**WHAT YOU NEED TO DO**
Across the following data, state how many lines include the word "true". Provide the number alone.

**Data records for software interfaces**
........

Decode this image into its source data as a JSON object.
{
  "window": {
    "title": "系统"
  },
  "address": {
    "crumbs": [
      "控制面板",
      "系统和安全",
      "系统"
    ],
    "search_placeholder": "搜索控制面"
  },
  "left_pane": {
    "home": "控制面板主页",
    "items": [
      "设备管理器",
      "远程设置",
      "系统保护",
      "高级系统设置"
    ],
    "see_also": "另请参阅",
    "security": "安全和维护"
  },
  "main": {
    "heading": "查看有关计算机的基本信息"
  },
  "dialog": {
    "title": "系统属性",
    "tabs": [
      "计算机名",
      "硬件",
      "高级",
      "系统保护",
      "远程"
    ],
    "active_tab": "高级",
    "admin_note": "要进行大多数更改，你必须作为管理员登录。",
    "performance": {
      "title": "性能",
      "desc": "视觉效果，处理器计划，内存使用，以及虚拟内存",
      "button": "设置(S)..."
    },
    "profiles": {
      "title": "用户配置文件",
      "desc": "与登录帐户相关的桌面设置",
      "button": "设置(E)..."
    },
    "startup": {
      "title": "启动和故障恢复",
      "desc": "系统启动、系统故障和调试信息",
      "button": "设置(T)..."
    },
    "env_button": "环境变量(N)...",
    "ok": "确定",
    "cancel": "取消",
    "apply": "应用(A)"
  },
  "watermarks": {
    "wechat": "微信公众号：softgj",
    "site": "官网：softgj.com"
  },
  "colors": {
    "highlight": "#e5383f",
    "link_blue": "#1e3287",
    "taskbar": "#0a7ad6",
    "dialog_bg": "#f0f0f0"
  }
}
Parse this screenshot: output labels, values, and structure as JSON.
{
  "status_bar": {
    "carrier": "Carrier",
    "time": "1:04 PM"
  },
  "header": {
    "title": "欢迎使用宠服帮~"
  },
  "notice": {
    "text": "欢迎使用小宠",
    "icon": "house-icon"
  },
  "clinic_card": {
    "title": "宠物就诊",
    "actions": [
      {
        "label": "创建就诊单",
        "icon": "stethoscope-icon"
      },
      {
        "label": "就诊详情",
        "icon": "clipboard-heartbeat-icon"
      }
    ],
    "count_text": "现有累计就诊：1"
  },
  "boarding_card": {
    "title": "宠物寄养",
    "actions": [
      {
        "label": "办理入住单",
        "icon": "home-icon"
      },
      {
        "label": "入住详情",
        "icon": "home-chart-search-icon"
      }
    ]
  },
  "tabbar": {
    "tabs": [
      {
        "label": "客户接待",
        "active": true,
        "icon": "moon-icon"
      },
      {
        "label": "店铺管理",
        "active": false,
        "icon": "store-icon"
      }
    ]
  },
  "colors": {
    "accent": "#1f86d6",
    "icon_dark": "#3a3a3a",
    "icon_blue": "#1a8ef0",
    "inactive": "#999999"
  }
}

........

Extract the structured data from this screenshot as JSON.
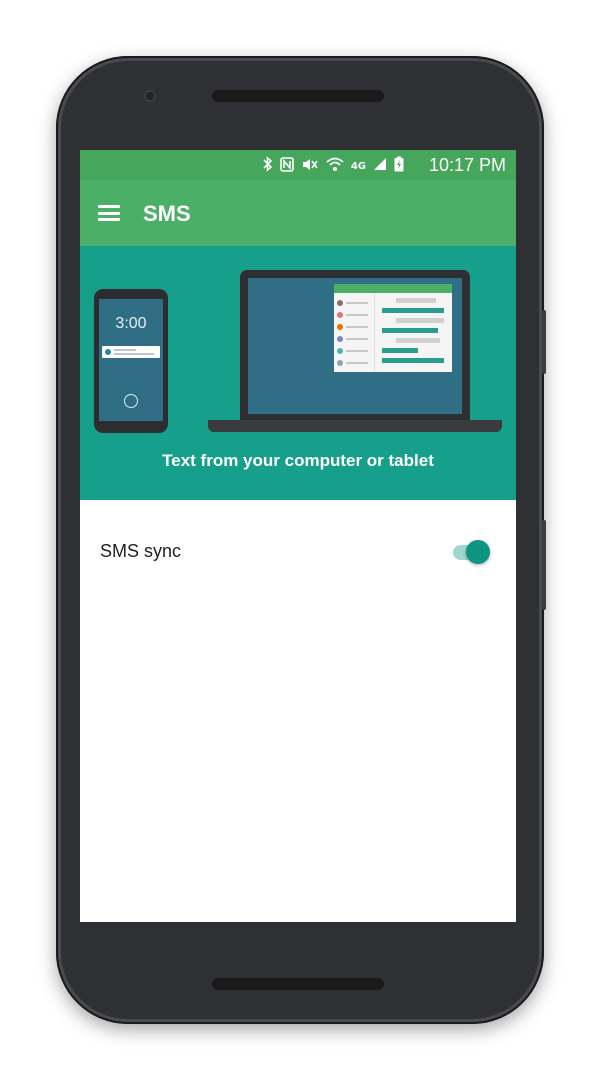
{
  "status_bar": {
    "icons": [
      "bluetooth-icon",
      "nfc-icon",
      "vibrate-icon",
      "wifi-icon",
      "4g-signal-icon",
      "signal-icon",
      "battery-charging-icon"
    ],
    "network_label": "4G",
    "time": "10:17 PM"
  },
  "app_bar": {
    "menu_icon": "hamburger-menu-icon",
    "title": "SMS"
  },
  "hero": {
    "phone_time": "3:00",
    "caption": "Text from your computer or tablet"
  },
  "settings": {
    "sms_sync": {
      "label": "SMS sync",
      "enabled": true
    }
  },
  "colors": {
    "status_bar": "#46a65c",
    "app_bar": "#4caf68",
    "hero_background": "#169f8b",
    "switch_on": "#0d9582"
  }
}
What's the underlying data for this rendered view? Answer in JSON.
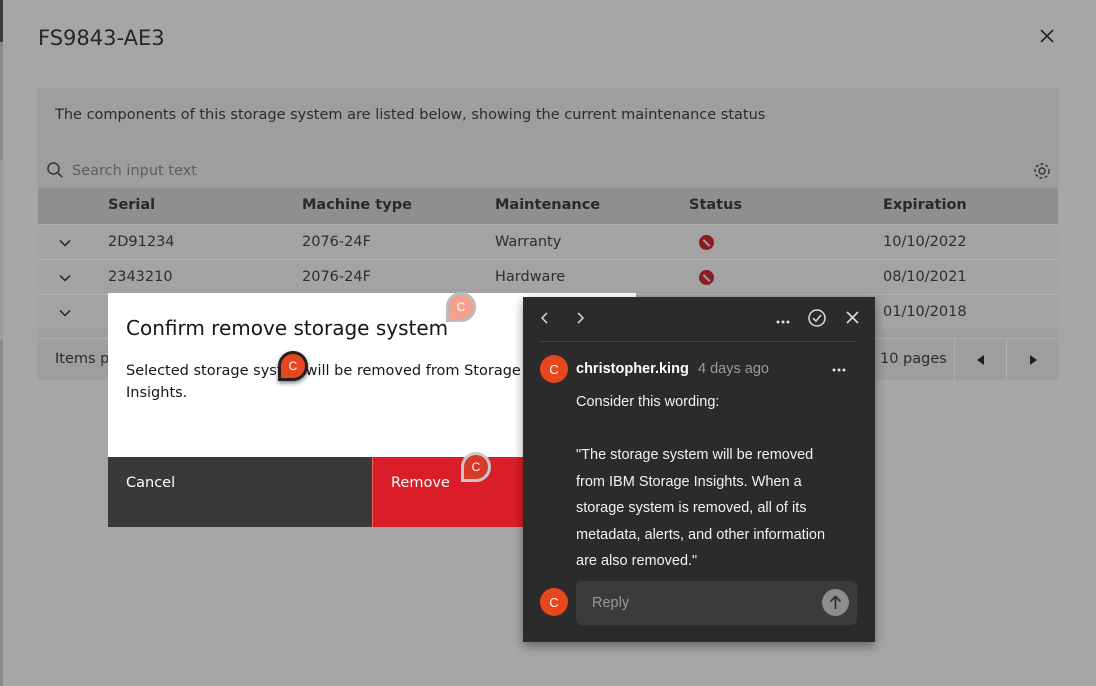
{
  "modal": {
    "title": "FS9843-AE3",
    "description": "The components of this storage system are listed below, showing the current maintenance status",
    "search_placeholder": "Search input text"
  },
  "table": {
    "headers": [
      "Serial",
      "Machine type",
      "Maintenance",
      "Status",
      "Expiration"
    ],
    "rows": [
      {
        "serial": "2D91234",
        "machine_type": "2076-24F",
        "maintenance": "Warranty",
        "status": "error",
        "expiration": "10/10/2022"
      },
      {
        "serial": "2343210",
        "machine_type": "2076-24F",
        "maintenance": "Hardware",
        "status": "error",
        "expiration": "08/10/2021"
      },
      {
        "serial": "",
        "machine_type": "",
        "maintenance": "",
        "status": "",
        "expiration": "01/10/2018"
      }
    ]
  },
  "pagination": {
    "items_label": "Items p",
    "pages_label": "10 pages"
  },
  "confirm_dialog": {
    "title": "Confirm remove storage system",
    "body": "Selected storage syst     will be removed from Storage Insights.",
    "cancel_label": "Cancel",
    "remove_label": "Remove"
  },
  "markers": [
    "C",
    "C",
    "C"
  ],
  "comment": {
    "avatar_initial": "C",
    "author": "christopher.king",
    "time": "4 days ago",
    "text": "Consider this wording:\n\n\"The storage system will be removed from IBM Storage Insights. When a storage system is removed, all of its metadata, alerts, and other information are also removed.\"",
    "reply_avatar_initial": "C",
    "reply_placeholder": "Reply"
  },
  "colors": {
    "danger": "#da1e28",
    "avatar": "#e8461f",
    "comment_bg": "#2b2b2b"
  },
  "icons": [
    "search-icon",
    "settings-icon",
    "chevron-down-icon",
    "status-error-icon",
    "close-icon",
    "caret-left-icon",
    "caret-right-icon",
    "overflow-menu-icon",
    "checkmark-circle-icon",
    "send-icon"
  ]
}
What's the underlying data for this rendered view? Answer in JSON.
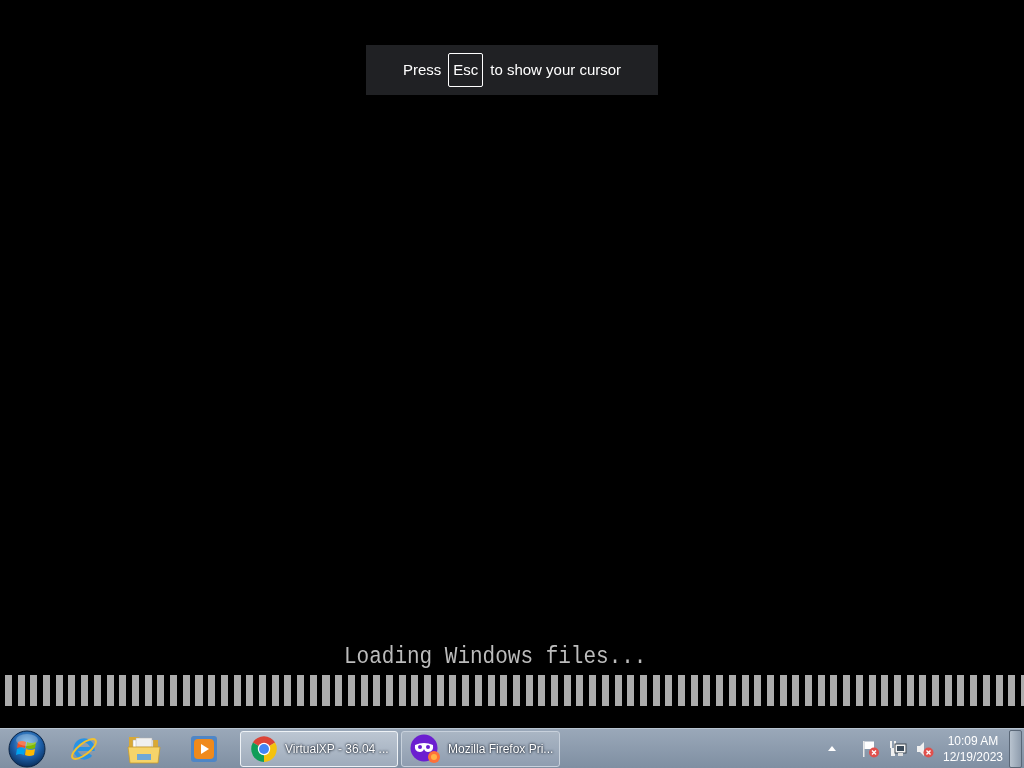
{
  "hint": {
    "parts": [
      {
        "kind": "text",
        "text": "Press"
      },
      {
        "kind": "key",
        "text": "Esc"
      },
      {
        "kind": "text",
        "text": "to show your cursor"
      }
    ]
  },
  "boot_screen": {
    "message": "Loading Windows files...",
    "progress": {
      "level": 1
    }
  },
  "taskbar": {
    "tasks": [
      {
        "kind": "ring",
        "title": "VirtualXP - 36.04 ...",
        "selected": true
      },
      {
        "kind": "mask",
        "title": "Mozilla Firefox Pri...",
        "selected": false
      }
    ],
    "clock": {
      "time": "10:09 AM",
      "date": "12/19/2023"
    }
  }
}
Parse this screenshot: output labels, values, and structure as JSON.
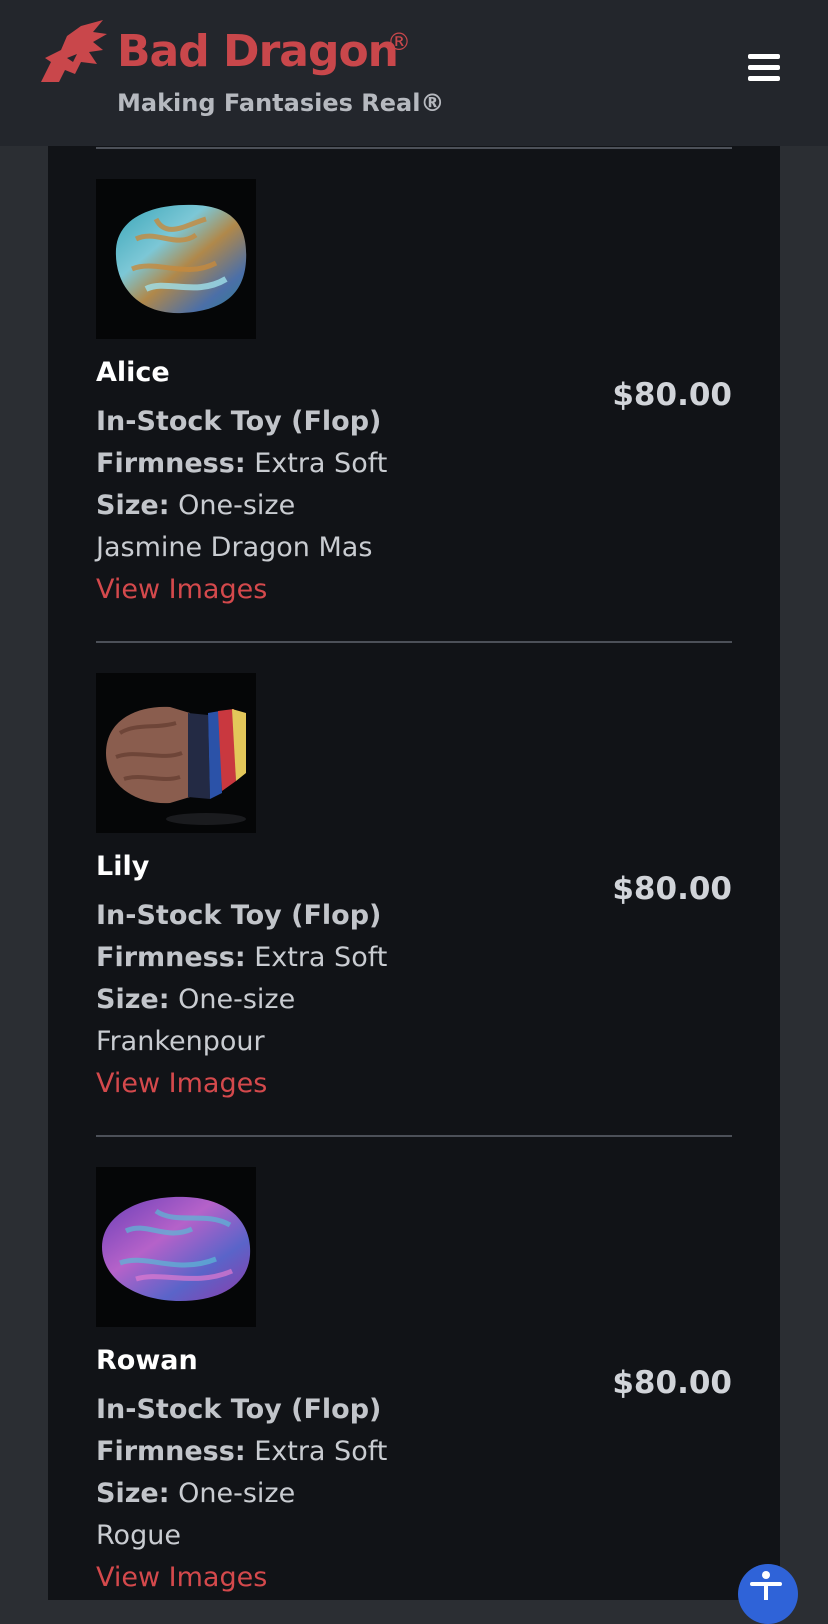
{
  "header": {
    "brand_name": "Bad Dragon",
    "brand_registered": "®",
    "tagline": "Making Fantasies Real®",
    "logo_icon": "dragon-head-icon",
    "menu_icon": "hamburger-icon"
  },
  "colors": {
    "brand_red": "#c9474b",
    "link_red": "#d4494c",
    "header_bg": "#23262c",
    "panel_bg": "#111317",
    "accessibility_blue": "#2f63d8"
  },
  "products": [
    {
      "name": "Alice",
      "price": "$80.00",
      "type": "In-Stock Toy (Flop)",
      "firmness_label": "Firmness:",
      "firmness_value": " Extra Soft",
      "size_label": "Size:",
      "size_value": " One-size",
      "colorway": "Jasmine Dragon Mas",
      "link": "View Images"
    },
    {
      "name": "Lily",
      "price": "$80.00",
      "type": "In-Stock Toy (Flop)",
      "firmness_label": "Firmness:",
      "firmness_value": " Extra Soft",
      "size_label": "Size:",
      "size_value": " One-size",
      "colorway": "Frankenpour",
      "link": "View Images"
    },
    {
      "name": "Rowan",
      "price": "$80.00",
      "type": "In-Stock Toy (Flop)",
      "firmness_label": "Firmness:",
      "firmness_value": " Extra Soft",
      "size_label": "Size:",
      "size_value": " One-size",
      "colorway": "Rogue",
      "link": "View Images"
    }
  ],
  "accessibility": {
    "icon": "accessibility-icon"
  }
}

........

**WRITTEN SOLUTION**
3